*ABOUT THIS TASK*. Search the records below for the word "object". Copy each line where it occurs.

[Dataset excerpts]
★ ★ ★

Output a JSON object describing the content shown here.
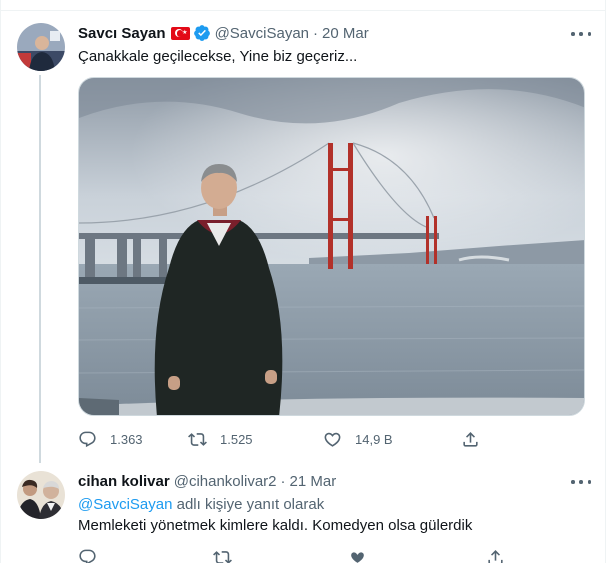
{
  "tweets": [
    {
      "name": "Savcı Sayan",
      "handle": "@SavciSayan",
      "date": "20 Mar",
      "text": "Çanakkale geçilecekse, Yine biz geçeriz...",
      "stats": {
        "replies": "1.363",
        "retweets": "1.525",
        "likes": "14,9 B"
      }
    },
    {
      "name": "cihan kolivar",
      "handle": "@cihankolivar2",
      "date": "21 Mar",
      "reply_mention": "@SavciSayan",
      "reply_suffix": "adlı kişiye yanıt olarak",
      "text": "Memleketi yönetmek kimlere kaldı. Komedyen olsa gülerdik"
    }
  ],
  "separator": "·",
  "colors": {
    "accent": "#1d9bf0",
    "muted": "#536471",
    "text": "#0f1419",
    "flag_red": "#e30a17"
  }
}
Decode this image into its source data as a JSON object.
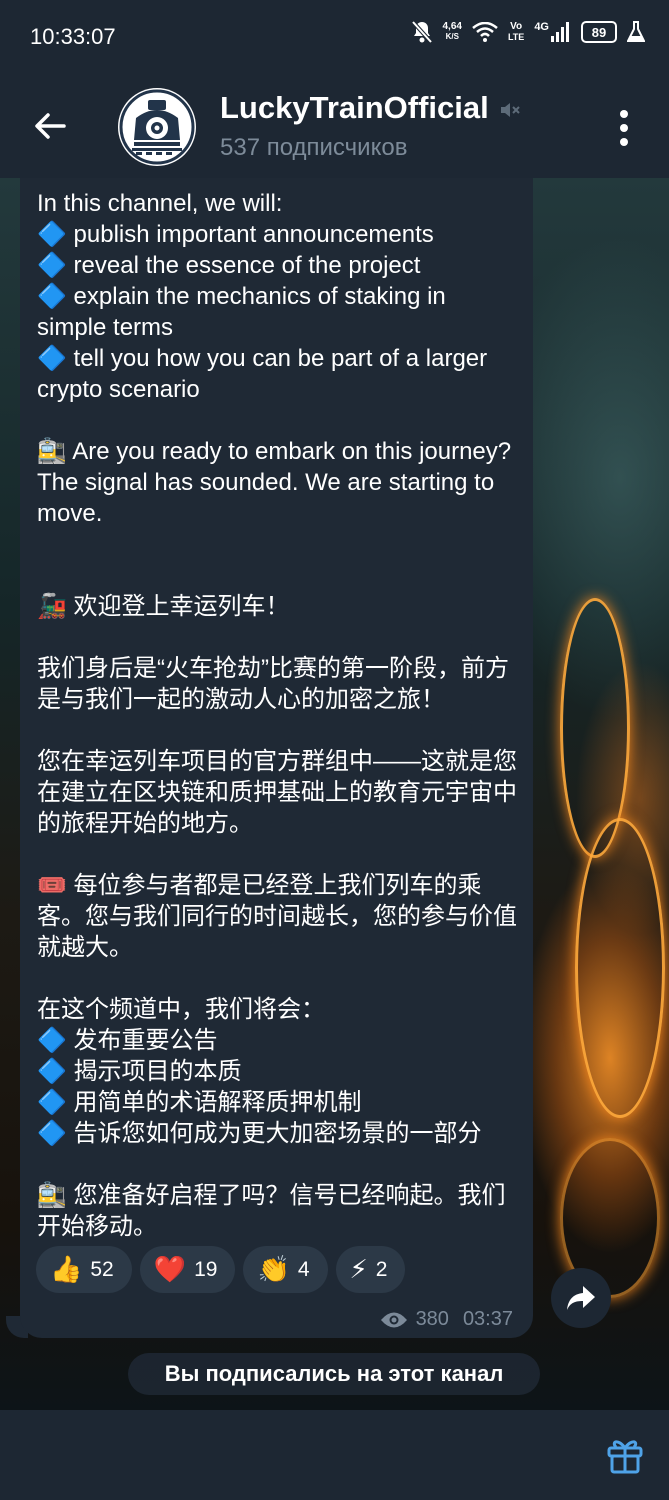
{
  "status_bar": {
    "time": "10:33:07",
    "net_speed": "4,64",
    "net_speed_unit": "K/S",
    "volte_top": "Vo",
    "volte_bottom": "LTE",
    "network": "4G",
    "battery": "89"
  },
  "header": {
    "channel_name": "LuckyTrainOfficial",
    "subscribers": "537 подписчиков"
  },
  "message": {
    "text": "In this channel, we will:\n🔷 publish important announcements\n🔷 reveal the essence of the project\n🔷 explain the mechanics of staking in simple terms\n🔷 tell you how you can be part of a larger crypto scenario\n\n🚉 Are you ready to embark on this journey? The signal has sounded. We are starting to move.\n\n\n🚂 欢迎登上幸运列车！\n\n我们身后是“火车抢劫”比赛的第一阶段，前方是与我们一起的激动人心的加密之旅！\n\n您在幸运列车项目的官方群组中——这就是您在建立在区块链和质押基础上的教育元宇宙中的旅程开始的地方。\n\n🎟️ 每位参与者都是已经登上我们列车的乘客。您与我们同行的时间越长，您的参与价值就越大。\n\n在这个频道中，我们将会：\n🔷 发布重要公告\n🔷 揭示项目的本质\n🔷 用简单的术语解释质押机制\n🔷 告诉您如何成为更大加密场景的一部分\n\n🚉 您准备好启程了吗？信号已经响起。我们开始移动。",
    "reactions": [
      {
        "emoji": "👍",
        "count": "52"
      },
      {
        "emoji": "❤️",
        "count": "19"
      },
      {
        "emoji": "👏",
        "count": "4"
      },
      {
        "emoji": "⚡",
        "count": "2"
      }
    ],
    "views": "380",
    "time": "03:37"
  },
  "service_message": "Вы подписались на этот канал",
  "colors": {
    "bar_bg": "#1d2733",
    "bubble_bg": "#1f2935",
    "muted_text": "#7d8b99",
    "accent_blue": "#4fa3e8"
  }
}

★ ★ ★

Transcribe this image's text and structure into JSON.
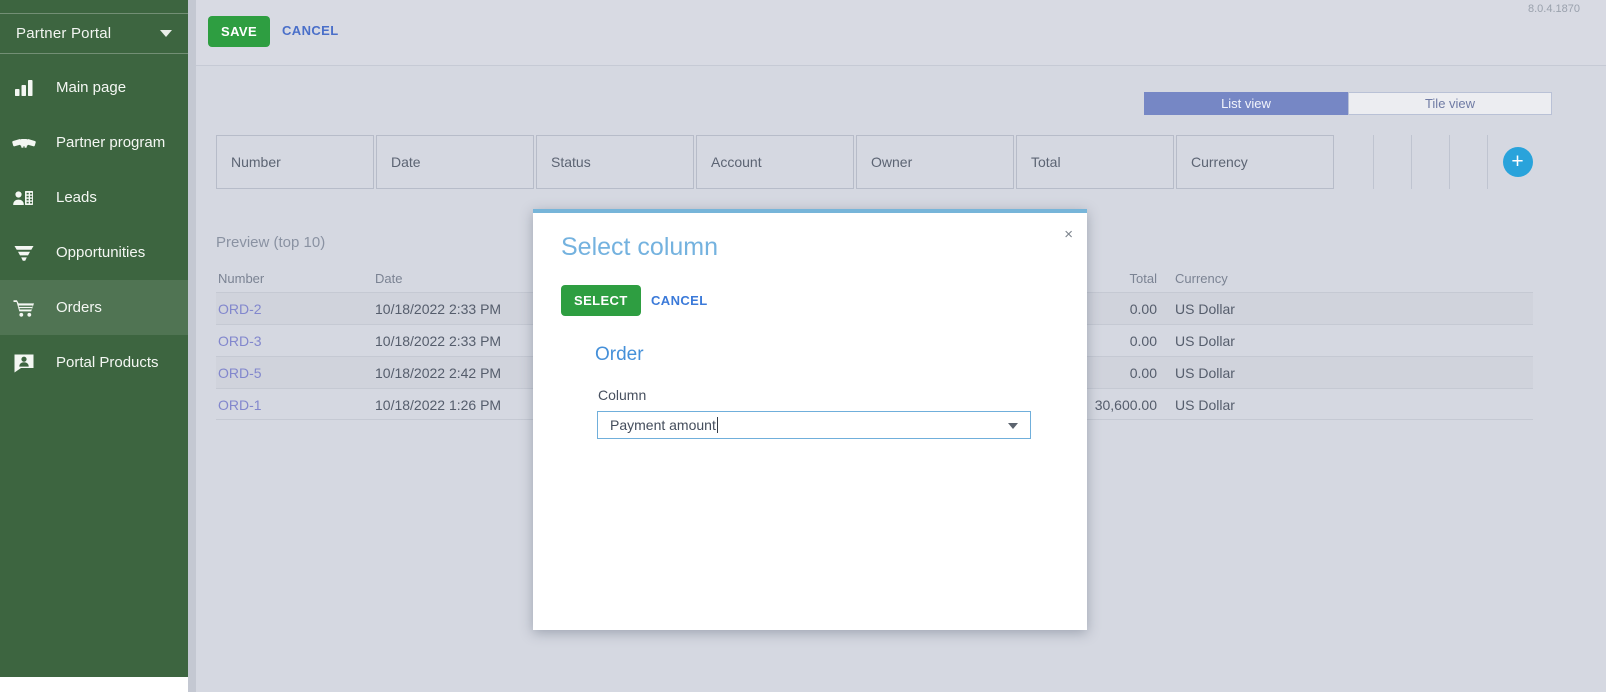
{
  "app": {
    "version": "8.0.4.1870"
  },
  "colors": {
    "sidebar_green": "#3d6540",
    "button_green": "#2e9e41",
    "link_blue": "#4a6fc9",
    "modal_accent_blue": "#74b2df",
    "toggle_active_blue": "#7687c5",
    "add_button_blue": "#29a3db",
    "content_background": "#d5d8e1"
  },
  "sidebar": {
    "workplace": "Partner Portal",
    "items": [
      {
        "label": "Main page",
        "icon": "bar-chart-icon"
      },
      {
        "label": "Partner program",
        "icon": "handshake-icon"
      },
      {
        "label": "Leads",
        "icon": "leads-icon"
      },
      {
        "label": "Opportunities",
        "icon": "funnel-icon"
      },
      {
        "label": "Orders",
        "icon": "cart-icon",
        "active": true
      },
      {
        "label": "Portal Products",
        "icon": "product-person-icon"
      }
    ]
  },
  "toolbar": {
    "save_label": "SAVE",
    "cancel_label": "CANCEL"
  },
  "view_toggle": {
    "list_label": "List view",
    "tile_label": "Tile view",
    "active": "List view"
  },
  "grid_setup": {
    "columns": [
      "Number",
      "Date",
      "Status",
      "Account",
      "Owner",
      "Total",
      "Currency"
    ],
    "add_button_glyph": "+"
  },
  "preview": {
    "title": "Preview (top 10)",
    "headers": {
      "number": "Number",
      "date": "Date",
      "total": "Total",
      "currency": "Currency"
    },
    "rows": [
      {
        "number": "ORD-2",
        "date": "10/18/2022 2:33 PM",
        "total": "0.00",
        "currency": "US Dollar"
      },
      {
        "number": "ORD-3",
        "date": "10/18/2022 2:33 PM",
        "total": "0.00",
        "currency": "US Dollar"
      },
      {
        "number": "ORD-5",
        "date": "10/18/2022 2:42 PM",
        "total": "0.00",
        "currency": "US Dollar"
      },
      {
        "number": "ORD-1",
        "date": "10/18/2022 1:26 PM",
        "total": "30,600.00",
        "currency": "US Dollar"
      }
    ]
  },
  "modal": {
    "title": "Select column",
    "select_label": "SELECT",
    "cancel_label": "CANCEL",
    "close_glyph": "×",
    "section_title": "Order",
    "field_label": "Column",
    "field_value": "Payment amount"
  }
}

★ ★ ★

*RESPONSE BOX*.
Output a JSON object describing the content shown here.
Decode this image into its source data as a JSON object.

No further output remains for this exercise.